Proving that we can get the magnetic sled on the ocean floor allowed us to do it again and again and find materials from IM1’s fireball site. Proving that we can retrieve the first spherule from that material allows us now to do it again and again and find a large number of spherules from IM1 in a consistent and systematic fashion.

We are now on our way back to IM1’s crash site in an attempt to retrieve as many spherules as possible. With a large enough sample, we can obtain a gamma-ray spectrum that will characterize its radioactive elements and potentially date the sample. Constraining the travel time might allow us to identify the distance and direction of its source star given its known velocity. Our preliminary analysis implies that the composition of mostly iron with a tenth of that in magnesium and some titanium does not resemble known human-made alloys or familiar asteroids.

The fundamental question is obvious: was this first recognized interstellar object from 2014 manufactured by a technological civilization? Upon our return, we could produce an alloy in the laboratory that has the same composition as we infer for the spherules and analyze the resulting material properties.

I secured space to store all the retrieved materials at the Harvard College Observatory, and analyze its elemental and isotopic composition with state-of-the-art diagnostics. My daughter, Lotem, who was just admitted to Harvard College, will take part in this analysis as a summer intern.

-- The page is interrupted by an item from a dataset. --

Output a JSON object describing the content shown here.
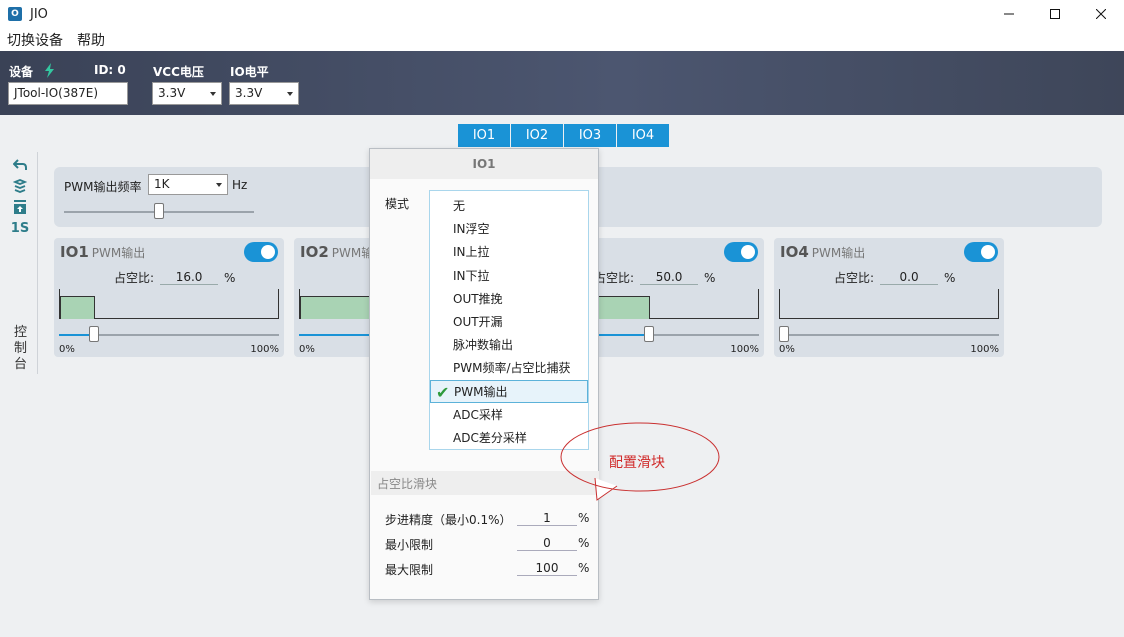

Before I left Harvard, one of my colleagues whispered: “Many people here argue that you are wasting your time in leading a hopeless expedition to the Pacific Ocean, but although I agree that the chance for success is small — I hold the opinion that the search might be just worth trying.”

As the philosopher Arthur Schopenhauer noted: “All truth passes through three stages: First, it is ridiculed; second, it is violently opposed; and third, it is accepted as self-evident.”

Gladly, the discovery of IM1 spherules of anomalous composition moves the discussion to the third stage. Given that, some colleagues might add another stage: “… and fourth, I said it first.”


Avi Loeb is the head of the Galileo Project, founding director of Harvard University’s — Black Hole Initiative, director of the Institute for Theory and Computation at the Harvard-Smithsonian Center for Astrophysics, and the former chair of the astronomy department at Harvard University (2011–2020). He chairs the advisory board for the Breakthrough Starshot project, and is a former member of the President’s Council of Advisors on Science and Technology and a former chair of the Board on Physics and Astronomy of the National Academies. He is the bestselling author of “Extraterrestrial: The First Sign of Intelligent Life Beyond Earth” and a co-author of the textbook “Life in the Cosmos”, both published in 2021. His new book, titled “Interstellar”, is scheduled for publication in August 2023.



Avi Loeb

Avi Loeb is the Baird Professor of Science and Institute director at Harvard University and the bestselling author of “Extraterrestrial” and "Interstellar".